HMS NEW ZEALAND
(MP152). Frank Watson Wood (1862-1953). Watercolour, signed and dated (LR) 1928; and annotated (LL) HMS NEW ZEALAND.
Limited edition worldwide: 25 copies
Standard size: 14 x 9.5ins (36 x 24cms) approx.
Price band (mounted/matted): £130-155
NEW ZEALAND, one of the Indefatigable Class of battle cruisers, was laid down on 20th June 1910 at Fairfields’ yard on the Clyde and was completed in November 1912 (RMS TITANIC had gone down some 6 months earlier to put dates into perspective). Of her 2 sisters, HMS INDEFATIGABLE had completed 18 months earlier and HMAS AUSTRALIA was not to enter service until the summer of 1913. The class were basically just stretched versions of the earlier Invincibles with the same main armament except that the 12 inch guns were of 50 calibre as opposed to 45 calibre in the earlier class.

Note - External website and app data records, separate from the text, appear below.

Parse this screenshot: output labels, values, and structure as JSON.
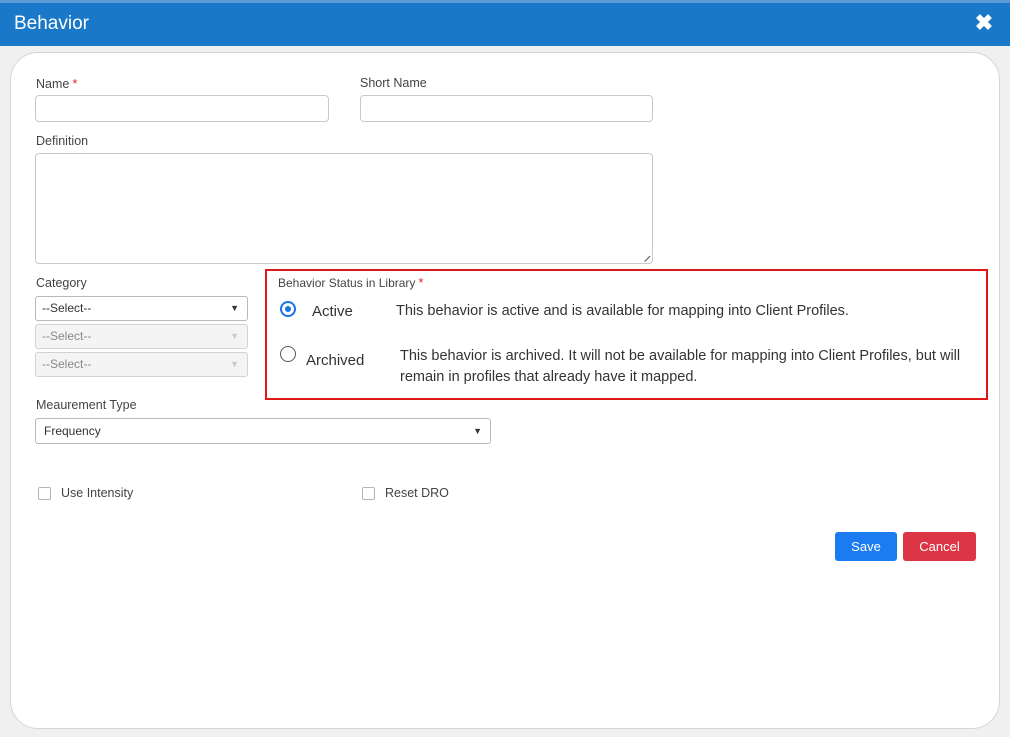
{
  "dialog": {
    "title": "Behavior",
    "close_glyph": "✖"
  },
  "form": {
    "name_label": "Name",
    "name_value": "",
    "short_name_label": "Short Name",
    "short_name_value": "",
    "definition_label": "Definition",
    "definition_value": "",
    "required_mark": "*",
    "category_label": "Category",
    "category_selects": [
      "--Select--",
      "--Select--",
      "--Select--"
    ],
    "measurement_label": "Meaurement Type",
    "measurement_value": "Frequency",
    "status": {
      "label": "Behavior Status in Library",
      "options": [
        {
          "label": "Active",
          "checked": true,
          "description": "This behavior is active and is available for mapping into Client Profiles."
        },
        {
          "label": "Archived",
          "checked": false,
          "description": "This behavior is archived. It will not be available for mapping into Client Profiles, but will remain in profiles that already have it mapped."
        }
      ]
    },
    "use_intensity_label": "Use Intensity",
    "reset_dro_label": "Reset DRO"
  },
  "actions": {
    "save_label": "Save",
    "cancel_label": "Cancel"
  },
  "colors": {
    "titlebar": "#1a78c8",
    "save": "#1a7cf0",
    "cancel": "#dc3545",
    "highlight_border": "#e01818",
    "radio_checked": "#1a73e8"
  }
}
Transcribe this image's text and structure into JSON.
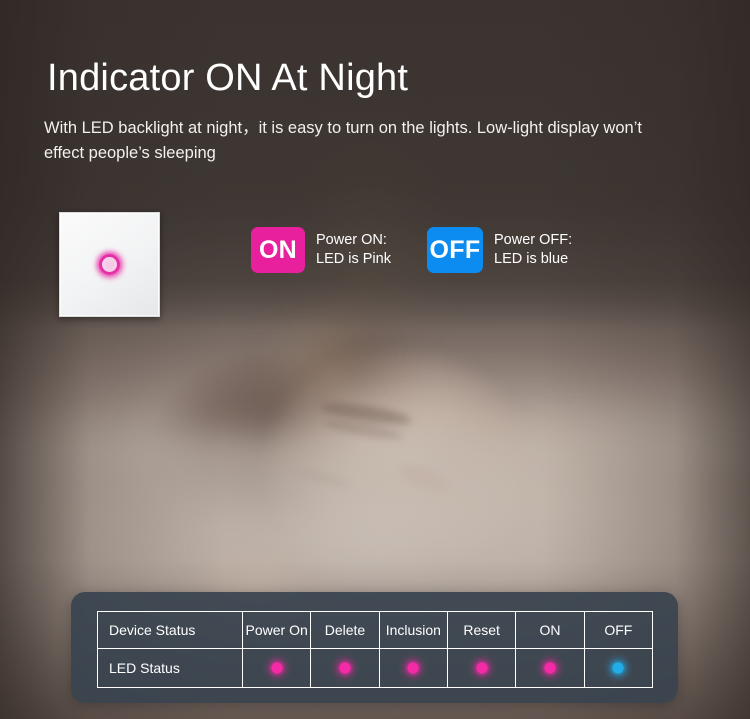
{
  "header": {
    "title": "Indicator ON At Night",
    "subtitle": "With LED backlight at night，it is easy to turn on the lights. Low-light display won’t effect people’s sleeping"
  },
  "switch": {
    "name": "wall-touch-switch",
    "led_color": "#e530a8",
    "led_state": "pink-glow"
  },
  "legend": {
    "on": {
      "badge": "ON",
      "badge_color": "#e8209e",
      "line1": "Power ON:",
      "line2": "LED is Pink"
    },
    "off": {
      "badge": "OFF",
      "badge_color": "#0c8cf0",
      "line1": "Power OFF:",
      "line2": "LED is blue"
    }
  },
  "status_table": {
    "headers": [
      "Device Status",
      "Power On",
      "Delete",
      "Inclusion",
      "Reset",
      "ON",
      "OFF"
    ],
    "row_label": "LED Status",
    "led_states": [
      "pink",
      "pink",
      "pink",
      "pink",
      "pink",
      "blue"
    ],
    "colors": {
      "pink": "#f42aa6",
      "blue": "#22ade8",
      "panel": "#39444f",
      "border": "#ffffff"
    }
  }
}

The Dominion of New Zealand was proud to pay the bill for “their” ship but unlike the Australians - who had also paid for their ship - the New Zealanders were keen for the battle cruiser to serve with the Royal Navy from her commissioning. The Australians, however, wanted to keep their ship for their own defence - although once war broke out in Europe AUSTRALIA, too, was quickly put at the disposal of the Royal Navy.
HMS NEW ZEALAND served with distinction throughout the Great War and achieved, it seemed, a certain immunity from damage in action: this was put down to the grass skirt worn by her captain when in action, a skirt presented by the Maoris from her home country! In 1919 she carried Admiral of the Fleet Lord Jellicoe on his fact finding tour of the Dominions but was targeted by the Washington Treaty and was taken out of service for disposal on 10th December1922 and was broken up in Rosyth, Scotland - an all too short life.